Publisher’s website: moonblink

Cost: Free

Version/date reviewed: v.5.11  /  10-5-10

Phone/OS: Droid X / Android 2.2

Android Market link (mobile app only)
Android Market link (browser)

While comparing his Droid Incredible with my Droid X a few months ago, a friend commented that the sensor capabilities of the Droids reminded him of the tricorder from the original Star Trek series, a multi-purpose data collector and analyzer. What he didn’t know was that I had a copy of the Android Tricorder app on my unit that makes the connection even more explicit. I can’t say that I find it totally useful – I think there are better apps for many of the functions. But it’s fun to use to show off your Android’s capabilities, and it does have one feature related to GPS accuracy that might surprise you.


Figure 1: A “gravity meter” monitors input from the orientation and accelerometer sensors.


Figure 2: The magnetometer displays information from the unit’s magnetic sensor.


Figure 3: An acoustic meter displays the waveform, spectrum, and noise level for input into the unit’s main microphone (here, me whistling a note).


Figure 4: The geographic section displays location from both network data and GPS satellites; the former is a nice touch, since that data is either not presented by other GPS apps, or is superseded by the GPS data when a fix is acquired. The display at the bottom shows the satellite sky map, and a compass with both true (T) and magnetic (N) directions. Wouldn’t want to use it for navigation, though.


Figure 5: Electromagnetic sensor shows the strength of the local WiFi networks, as well as that of the cellular network. There are lots of apps for the former, but I haven’t seen that many that show cellular network strength this clearly – a good alternative to the cell signal bars on your status bar.

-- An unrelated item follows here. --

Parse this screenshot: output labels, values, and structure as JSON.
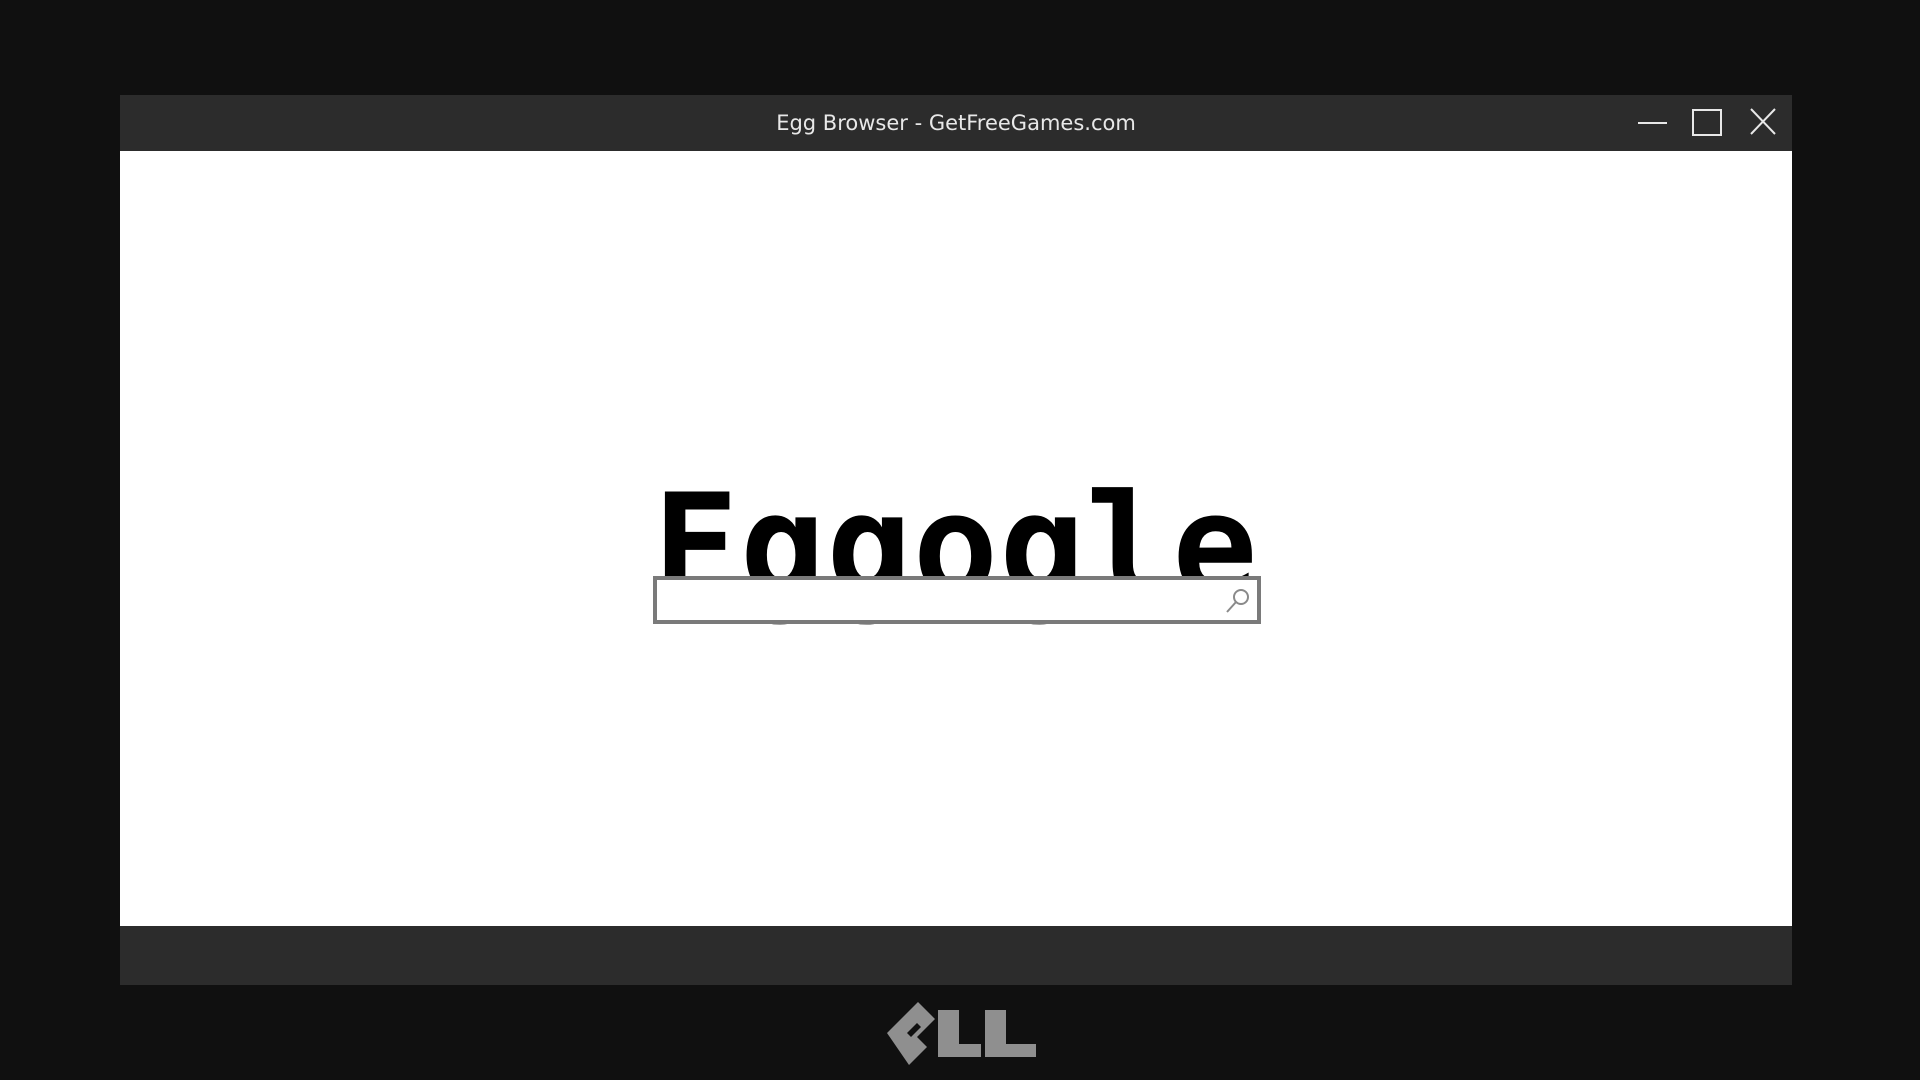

Figure 6: You might think that a solar activity sensor, showing downloaded solar data, might be interesting but not particularly useful. But the plots of proton/electron flux at the bottom can reflect on how accurate your GPS position measurement is. As the sun moves into a more active phase, these fluxes can affect conditions in the Earth’s ionosphere, which in turn can make GPS less accurate. So if you see those plots rising near the end, that would suggest that your GPS position might be less reliably accurate.

Other Issues:

None ; worked fine every time.

Final thoughts:

Perhaps not the best sensor app out there, but too cool in appearance and function not to have, and the solar data is hard to find elsewhere.